    If she was mine, I would pull her from the flock and stick her in a cage.


    This can even be a dog crate/kennel in the coop if your coop is large enough. Or a crate in the garage.


    Pull her from the flock for a couple days, or even a week if you can stand cleaning up after her for that long [​IMG] [​IMG]. If you can re-arrange the coop (move roosts, or nest boxes) or add something (a bucket turned on its side - a ball - a recycle container) anything different so the environment has changed. Also do this in the run and yard if they free range.


    A couple days will give the coop flock a chance to re-establish a pecking order (a week would be better). Then an afternoon when you will have a couple days to watch them - let miss bossy out to free range with the coop flock and rejoin them if all seems well. You will need to still watch her.



    If this does not help - there are glasses for chickens called peepers (you can google it or use the search here on BYC - the one above your logged in name on the left, not google search on the right - for more info). I have never used them, but there are BYC members who have - and they work to help stop picking and bullying.






    Do you keep them in a run most of the time? If so how large and your coop size? Sometimes, what "should be enough" space actually is not. Some breeds like more personal space than others and crowding leads to bullying. And sometimes, one chicken is just a real butt head - and they are best for taco chicken [​IMG]
     
  8. silkiechicken

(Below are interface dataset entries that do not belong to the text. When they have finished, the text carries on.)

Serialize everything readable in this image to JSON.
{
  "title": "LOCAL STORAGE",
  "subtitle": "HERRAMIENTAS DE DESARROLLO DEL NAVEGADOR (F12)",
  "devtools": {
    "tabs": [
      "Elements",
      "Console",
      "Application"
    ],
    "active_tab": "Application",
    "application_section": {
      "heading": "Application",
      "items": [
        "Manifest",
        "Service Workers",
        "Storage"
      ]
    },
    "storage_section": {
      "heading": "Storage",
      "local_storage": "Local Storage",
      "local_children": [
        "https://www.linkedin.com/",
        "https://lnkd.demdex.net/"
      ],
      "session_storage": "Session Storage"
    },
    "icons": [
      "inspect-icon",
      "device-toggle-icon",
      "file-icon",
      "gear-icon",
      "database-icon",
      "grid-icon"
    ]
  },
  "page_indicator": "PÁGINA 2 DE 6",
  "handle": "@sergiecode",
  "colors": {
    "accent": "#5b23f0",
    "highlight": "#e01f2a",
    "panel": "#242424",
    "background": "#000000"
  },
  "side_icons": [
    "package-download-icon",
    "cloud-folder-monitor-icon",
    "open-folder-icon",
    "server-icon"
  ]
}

    silkiechicken Staff PhD Premium Member

    "without causing bleeding" sounds like you are trying to just trim their beaks? If that is the case, nail file or dremmel down the clear part of the tip of their beak, much like a toe nail on a bird or dog.

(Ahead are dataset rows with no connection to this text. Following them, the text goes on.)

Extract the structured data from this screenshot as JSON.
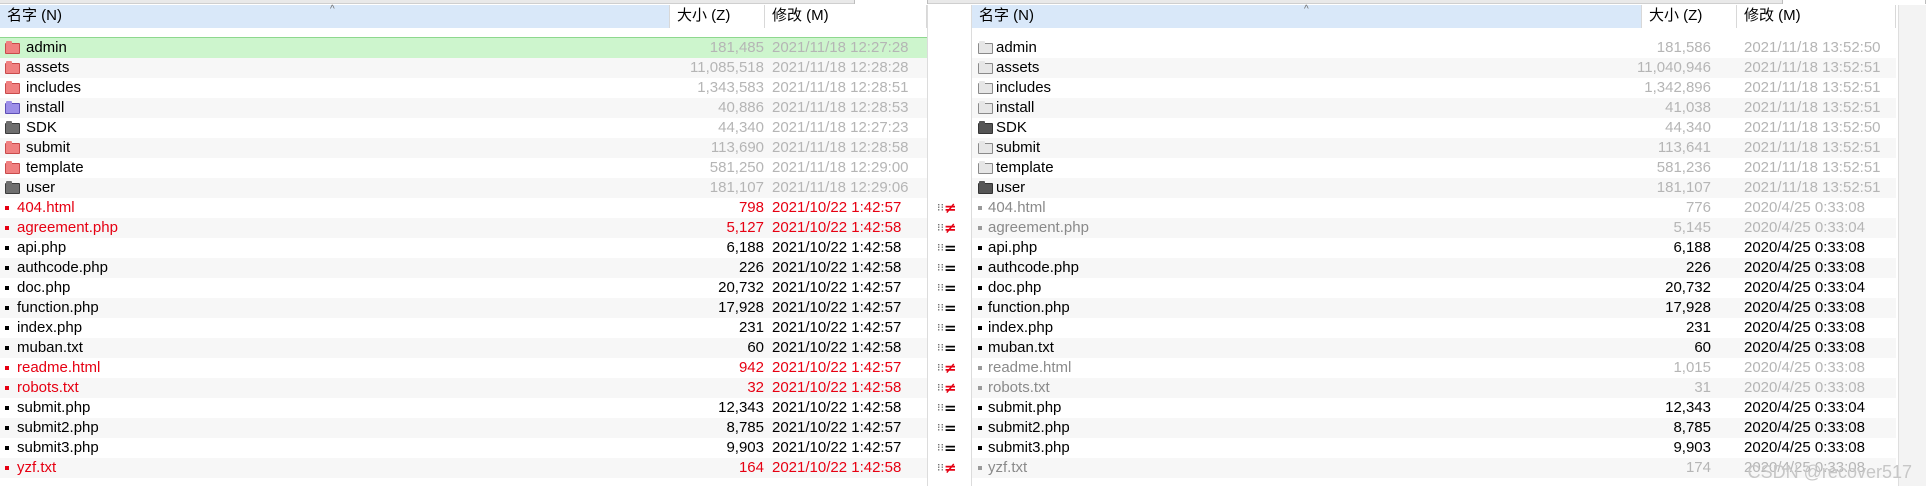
{
  "columns": {
    "name": "名字 (N)",
    "size": "大小 (Z)",
    "modified": "修改 (M)"
  },
  "left": {
    "rows": [
      {
        "kind": "folder",
        "color": "red",
        "name": "admin",
        "size": "181,485",
        "date": "2021/11/18 12:27:28",
        "state": "selected"
      },
      {
        "kind": "folder",
        "color": "red",
        "name": "assets",
        "size": "11,085,518",
        "date": "2021/11/18 12:28:28",
        "state": "muted"
      },
      {
        "kind": "folder",
        "color": "red",
        "name": "includes",
        "size": "1,343,583",
        "date": "2021/11/18 12:28:51",
        "state": "muted"
      },
      {
        "kind": "folder",
        "color": "purple",
        "name": "install",
        "size": "40,886",
        "date": "2021/11/18 12:28:53",
        "state": "muted"
      },
      {
        "kind": "folder",
        "color": "dark",
        "name": "SDK",
        "size": "44,340",
        "date": "2021/11/18 12:27:23",
        "state": "muted"
      },
      {
        "kind": "folder",
        "color": "red",
        "name": "submit",
        "size": "113,690",
        "date": "2021/11/18 12:28:58",
        "state": "muted"
      },
      {
        "kind": "folder",
        "color": "red",
        "name": "template",
        "size": "581,250",
        "date": "2021/11/18 12:29:00",
        "state": "muted"
      },
      {
        "kind": "folder",
        "color": "dark",
        "name": "user",
        "size": "181,107",
        "date": "2021/11/18 12:29:06",
        "state": "muted"
      },
      {
        "kind": "file",
        "name": "404.html",
        "size": "798",
        "date": "2021/10/22 1:42:57",
        "state": "diff"
      },
      {
        "kind": "file",
        "name": "agreement.php",
        "size": "5,127",
        "date": "2021/10/22 1:42:58",
        "state": "diff"
      },
      {
        "kind": "file",
        "name": "api.php",
        "size": "6,188",
        "date": "2021/10/22 1:42:58",
        "state": "same"
      },
      {
        "kind": "file",
        "name": "authcode.php",
        "size": "226",
        "date": "2021/10/22 1:42:58",
        "state": "same"
      },
      {
        "kind": "file",
        "name": "doc.php",
        "size": "20,732",
        "date": "2021/10/22 1:42:57",
        "state": "same"
      },
      {
        "kind": "file",
        "name": "function.php",
        "size": "17,928",
        "date": "2021/10/22 1:42:57",
        "state": "same"
      },
      {
        "kind": "file",
        "name": "index.php",
        "size": "231",
        "date": "2021/10/22 1:42:57",
        "state": "same"
      },
      {
        "kind": "file",
        "name": "muban.txt",
        "size": "60",
        "date": "2021/10/22 1:42:58",
        "state": "same"
      },
      {
        "kind": "file",
        "name": "readme.html",
        "size": "942",
        "date": "2021/10/22 1:42:57",
        "state": "diff"
      },
      {
        "kind": "file",
        "name": "robots.txt",
        "size": "32",
        "date": "2021/10/22 1:42:58",
        "state": "diff"
      },
      {
        "kind": "file",
        "name": "submit.php",
        "size": "12,343",
        "date": "2021/10/22 1:42:58",
        "state": "same"
      },
      {
        "kind": "file",
        "name": "submit2.php",
        "size": "8,785",
        "date": "2021/10/22 1:42:57",
        "state": "same"
      },
      {
        "kind": "file",
        "name": "submit3.php",
        "size": "9,903",
        "date": "2021/10/22 1:42:57",
        "state": "same"
      },
      {
        "kind": "file",
        "name": "yzf.txt",
        "size": "164",
        "date": "2021/10/22 1:42:58",
        "state": "diff"
      }
    ]
  },
  "compare": [
    {
      "symbol": "≠",
      "color": "#e60012"
    },
    {
      "symbol": "≠",
      "color": "#e60012"
    },
    {
      "symbol": "=",
      "color": "#000000"
    },
    {
      "symbol": "=",
      "color": "#000000"
    },
    {
      "symbol": "=",
      "color": "#000000"
    },
    {
      "symbol": "=",
      "color": "#000000"
    },
    {
      "symbol": "=",
      "color": "#000000"
    },
    {
      "symbol": "=",
      "color": "#000000"
    },
    {
      "symbol": "≠",
      "color": "#e60012"
    },
    {
      "symbol": "≠",
      "color": "#e60012"
    },
    {
      "symbol": "=",
      "color": "#000000"
    },
    {
      "symbol": "=",
      "color": "#000000"
    },
    {
      "symbol": "=",
      "color": "#000000"
    },
    {
      "symbol": "≠",
      "color": "#e60012"
    }
  ],
  "right": {
    "rows": [
      {
        "kind": "folder",
        "color": "gray",
        "name": "admin",
        "size": "181,586",
        "date": "2021/11/18 13:52:50",
        "state": "muted"
      },
      {
        "kind": "folder",
        "color": "gray",
        "name": "assets",
        "size": "11,040,946",
        "date": "2021/11/18 13:52:51",
        "state": "muted"
      },
      {
        "kind": "folder",
        "color": "gray",
        "name": "includes",
        "size": "1,342,896",
        "date": "2021/11/18 13:52:51",
        "state": "muted"
      },
      {
        "kind": "folder",
        "color": "gray",
        "name": "install",
        "size": "41,038",
        "date": "2021/11/18 13:52:51",
        "state": "muted"
      },
      {
        "kind": "folder",
        "color": "darkgray",
        "name": "SDK",
        "size": "44,340",
        "date": "2021/11/18 13:52:50",
        "state": "muted"
      },
      {
        "kind": "folder",
        "color": "gray",
        "name": "submit",
        "size": "113,641",
        "date": "2021/11/18 13:52:51",
        "state": "muted"
      },
      {
        "kind": "folder",
        "color": "gray",
        "name": "template",
        "size": "581,236",
        "date": "2021/11/18 13:52:51",
        "state": "muted"
      },
      {
        "kind": "folder",
        "color": "darkgray",
        "name": "user",
        "size": "181,107",
        "date": "2021/11/18 13:52:51",
        "state": "muted"
      },
      {
        "kind": "file",
        "name": "404.html",
        "size": "776",
        "date": "2020/4/25 0:33:08",
        "state": "grayname"
      },
      {
        "kind": "file",
        "name": "agreement.php",
        "size": "5,145",
        "date": "2020/4/25 0:33:04",
        "state": "grayname"
      },
      {
        "kind": "file",
        "name": "api.php",
        "size": "6,188",
        "date": "2020/4/25 0:33:08",
        "state": "same"
      },
      {
        "kind": "file",
        "name": "authcode.php",
        "size": "226",
        "date": "2020/4/25 0:33:08",
        "state": "same"
      },
      {
        "kind": "file",
        "name": "doc.php",
        "size": "20,732",
        "date": "2020/4/25 0:33:04",
        "state": "same"
      },
      {
        "kind": "file",
        "name": "function.php",
        "size": "17,928",
        "date": "2020/4/25 0:33:08",
        "state": "same"
      },
      {
        "kind": "file",
        "name": "index.php",
        "size": "231",
        "date": "2020/4/25 0:33:08",
        "state": "same"
      },
      {
        "kind": "file",
        "name": "muban.txt",
        "size": "60",
        "date": "2020/4/25 0:33:08",
        "state": "same"
      },
      {
        "kind": "file",
        "name": "readme.html",
        "size": "1,015",
        "date": "2020/4/25 0:33:08",
        "state": "grayname"
      },
      {
        "kind": "file",
        "name": "robots.txt",
        "size": "31",
        "date": "2020/4/25 0:33:08",
        "state": "grayname"
      },
      {
        "kind": "file",
        "name": "submit.php",
        "size": "12,343",
        "date": "2020/4/25 0:33:04",
        "state": "same"
      },
      {
        "kind": "file",
        "name": "submit2.php",
        "size": "8,785",
        "date": "2020/4/25 0:33:08",
        "state": "same"
      },
      {
        "kind": "file",
        "name": "submit3.php",
        "size": "9,903",
        "date": "2020/4/25 0:33:08",
        "state": "same"
      },
      {
        "kind": "file",
        "name": "yzf.txt",
        "size": "174",
        "date": "2020/4/25 0:33:08",
        "state": "grayname"
      }
    ]
  },
  "watermark": "CSDN @recover517",
  "colors": {
    "diff": "#e60012",
    "muted": "#b5b5b5",
    "selected_bg": "#cdf5cd",
    "header_active": "#d9e8f9"
  }
}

    De-beaking is something done to remove part of the bone wich supports the growth of the upper beak.

    However, having a short upper beak isn't going to stop bullying and hard picking.

    Pinless peepers as suggested sounds like the easiest way to reduce the hard picking. Disruption of picking order may help, or may make it worse depending on how the flock dynamics get changed.
     
  9. TwoCrows

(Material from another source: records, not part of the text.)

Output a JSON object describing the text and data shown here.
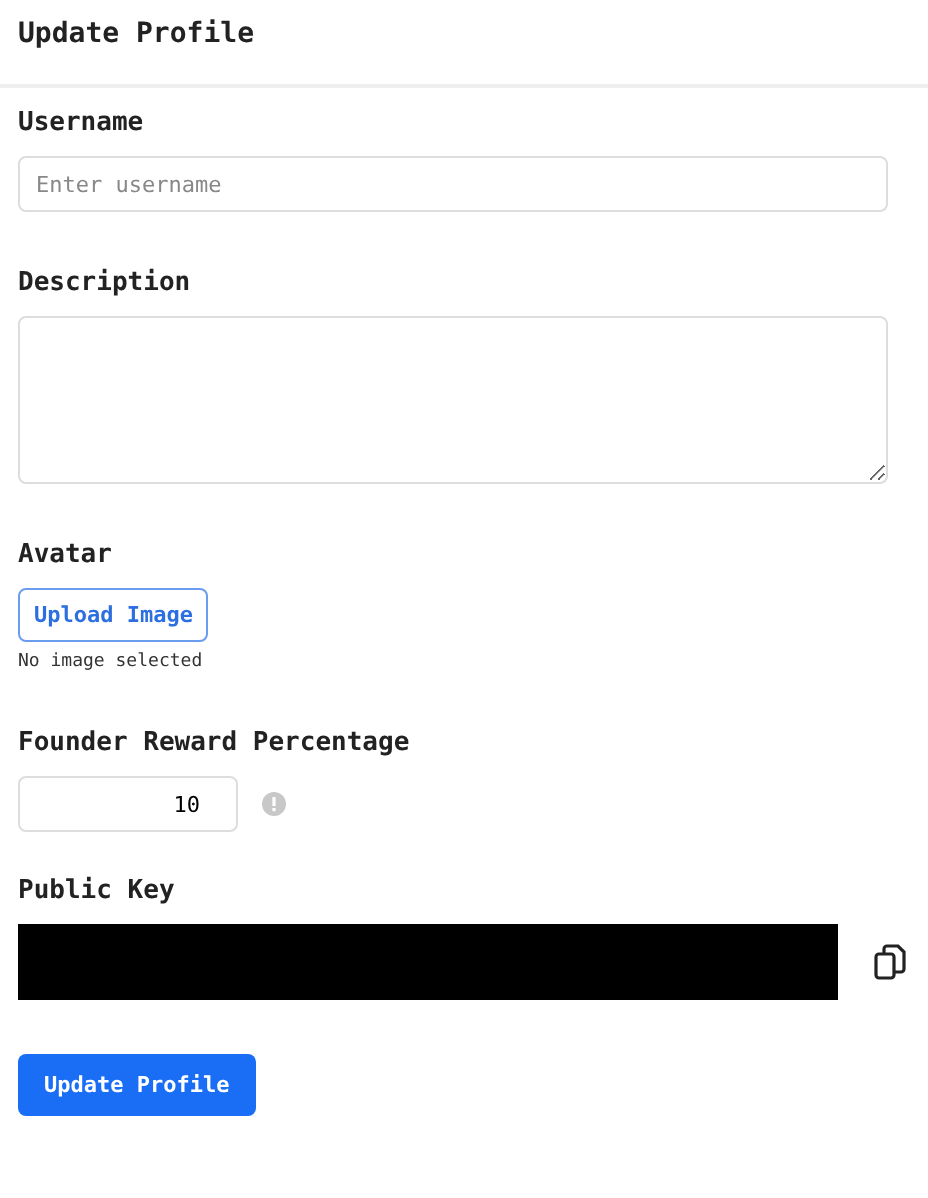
{
  "title": "Update Profile",
  "username": {
    "label": "Username",
    "placeholder": "Enter username"
  },
  "description": {
    "label": "Description"
  },
  "avatar": {
    "label": "Avatar",
    "button": "Upload Image",
    "status": "No image selected"
  },
  "founder_reward": {
    "label": "Founder Reward Percentage",
    "value": "10"
  },
  "public_key": {
    "label": "Public Key"
  },
  "submit": "Update Profile"
}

    TwoCrows Show me the way old friend Staff Member

    32,429
    6,216
    621
    Mar 21, 2011
    New Mexico, USA
    My Coop
    Quote:I have thought about "chicken jail" and was considering it also. I have plenty of dog crates that I use for my quail during breeding season that I could use. I appreciate your information. I would rather correct this instead of the debeaking. This aggressor definitely needs to come down in the pecking order. Thanks. [​IMG]
     
  10. TwoCrows

    TwoCrows Show me the way old friend Staff Member

    32,429
    6,216
    621
    Mar 21, 2011
    New Mexico, USA
    My Coop
    Quote:Now these don't sound too bad. Pinless Peepers. I have heard of them in the gamebird field as I also raise quail. I will have to look into these. Thanks! [​IMG]
     

BackYard Chickens is proudly sponsored by